Enough praising while you still have no f*cking clue what the anime is about. Haibane Renmei follows the lives of a group of Haibane, winged beings similar to humans, living in an old mansion close to a town inhabited with people, in a large area isolated by huge walls. The anime starts with the main character, Rakka, “entering” this mansion and meeting with its residents.
During the episodes, you’ll find yourself raising a great deal of questions about almost everything surrounding the Haibane. Almost none of these questions will be explained to you directly, but the anime is filled with clues, usually in the form of symbolism, to provide you with indirect answers. It definitely is a thought-provoking anime, and if you’re into those kinds of shows, you’ll love piecing the clues together, in order to find out new things each time. While it does this, even if you aren’t paying full attention all the time, you’ll still have a pretty good idea what’s going on and you’ll most likely figure out the big lines behind the story of the Haibane without too much effort, unlike some other shows that do this, like Serial Experiments Lain.
It really pains me not to go further into the story, but any more than this will spoil the experience. Basically, Haibane Renmei starts off by giving you a friendly, and while not perfect enough to be called a Utopia, a peaceful feeling. The anime won’t actually corrupt these feelings, but not everything is as perfect as it appears to be at first sight.
On to the animation department. It was incredibly well animated. I’m not specifically talking about the quality of the static art here (although it was very well done, albeit a bit aged), but more about the quality of how the animation “flows”. The scooter scene in the OP is an excellent example of what I’m talking about.
The music was, or is actually (listening to the OST as I’m writing this) very soothing and is the perfect fit for this series. The opening theme, in combination with its visuals, instantly became one of my favorite OPs, not even once while watching this did I skip it. The ending theme is also very fitting. While it’s just as soothing, it’s also very melancholic and feels especially in place in the later episodes.
In case you haven’t noticed yet, in which case I suggest you actually read the above, I just became a huge Haibane Renmei fan. Don’t let this beacon of praise fool you though; I can definitely see why some people wouldn’t like Haibane Renmei.

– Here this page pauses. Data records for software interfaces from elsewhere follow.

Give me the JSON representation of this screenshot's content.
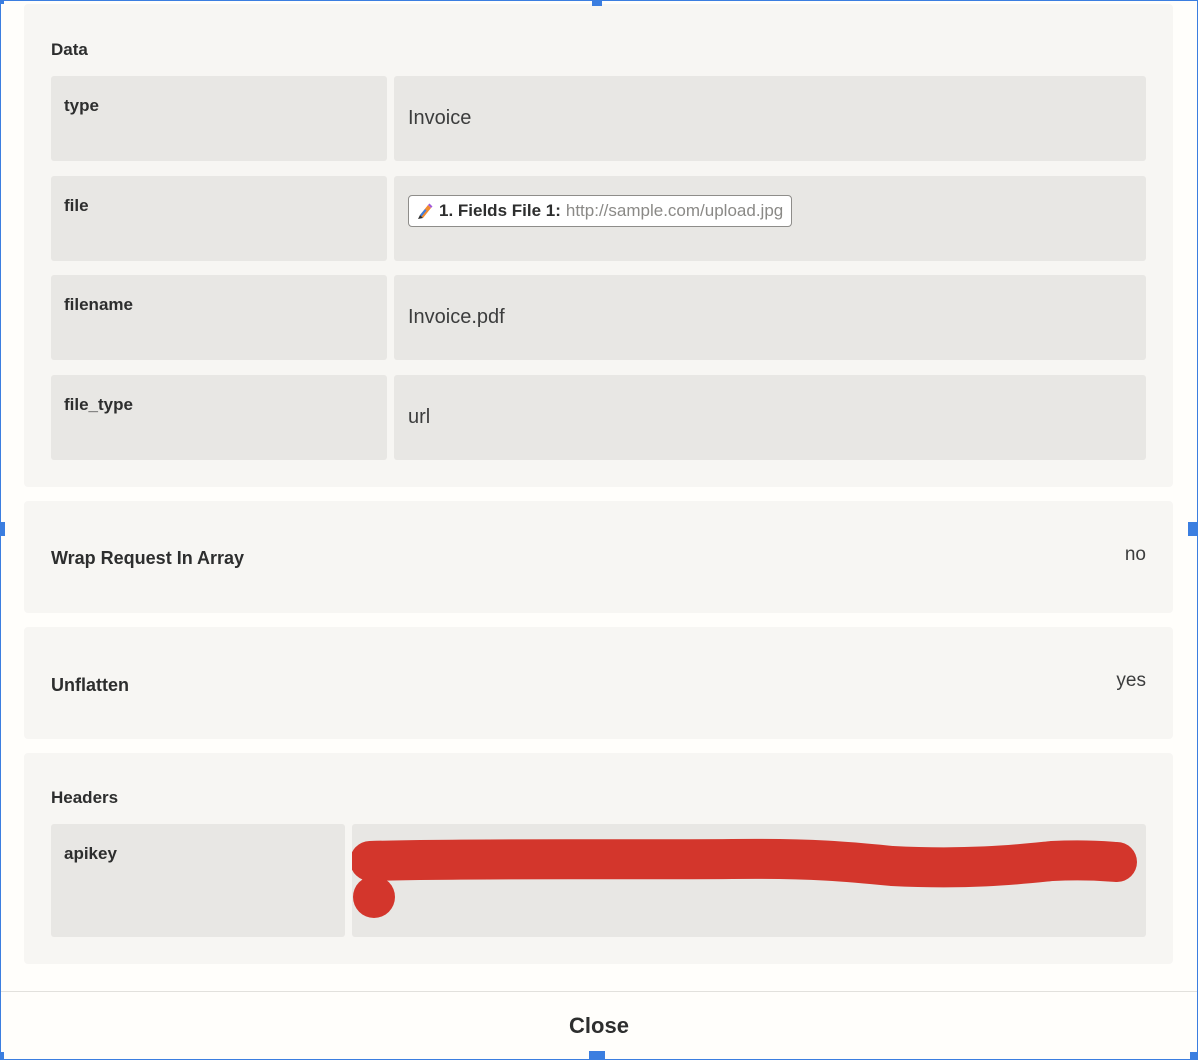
{
  "data_section": {
    "title": "Data",
    "fields": [
      {
        "key": "type",
        "value": "Invoice"
      },
      {
        "key": "file",
        "pill_label": "1. Fields File 1:",
        "pill_value": "http://sample.com/upload.jpg"
      },
      {
        "key": "filename",
        "value": "Invoice.pdf"
      },
      {
        "key": "file_type",
        "value": "url"
      }
    ]
  },
  "wrap_request": {
    "label": "Wrap Request In Array",
    "value": "no"
  },
  "unflatten": {
    "label": "Unflatten",
    "value": "yes"
  },
  "headers": {
    "title": "Headers",
    "fields": [
      {
        "key": "apikey"
      }
    ]
  },
  "footer": {
    "close_label": "Close"
  },
  "icons": {
    "pill_icon": "formatter-pencil-icon",
    "redaction": "red-scribble-redaction"
  },
  "colors": {
    "selection_blue": "#3b7ee0",
    "redaction_red": "#d3362c",
    "panel_bg": "#f7f6f3",
    "cell_bg": "#e8e7e4"
  }
}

First of all, it’s slow-paced. While I had no moments of boredom while watching this, someone less interested in the slice-of-life genre probably will have a couple of dull ones during the first half of the series. Another big one: the show gives no complete closure. The finale really is incredible in more ways than one, but not all of your questions will be answered, leaving plenty to the imagination, which is either a very positive thing, or a big turnoff, depending on what you’re looking for in anime.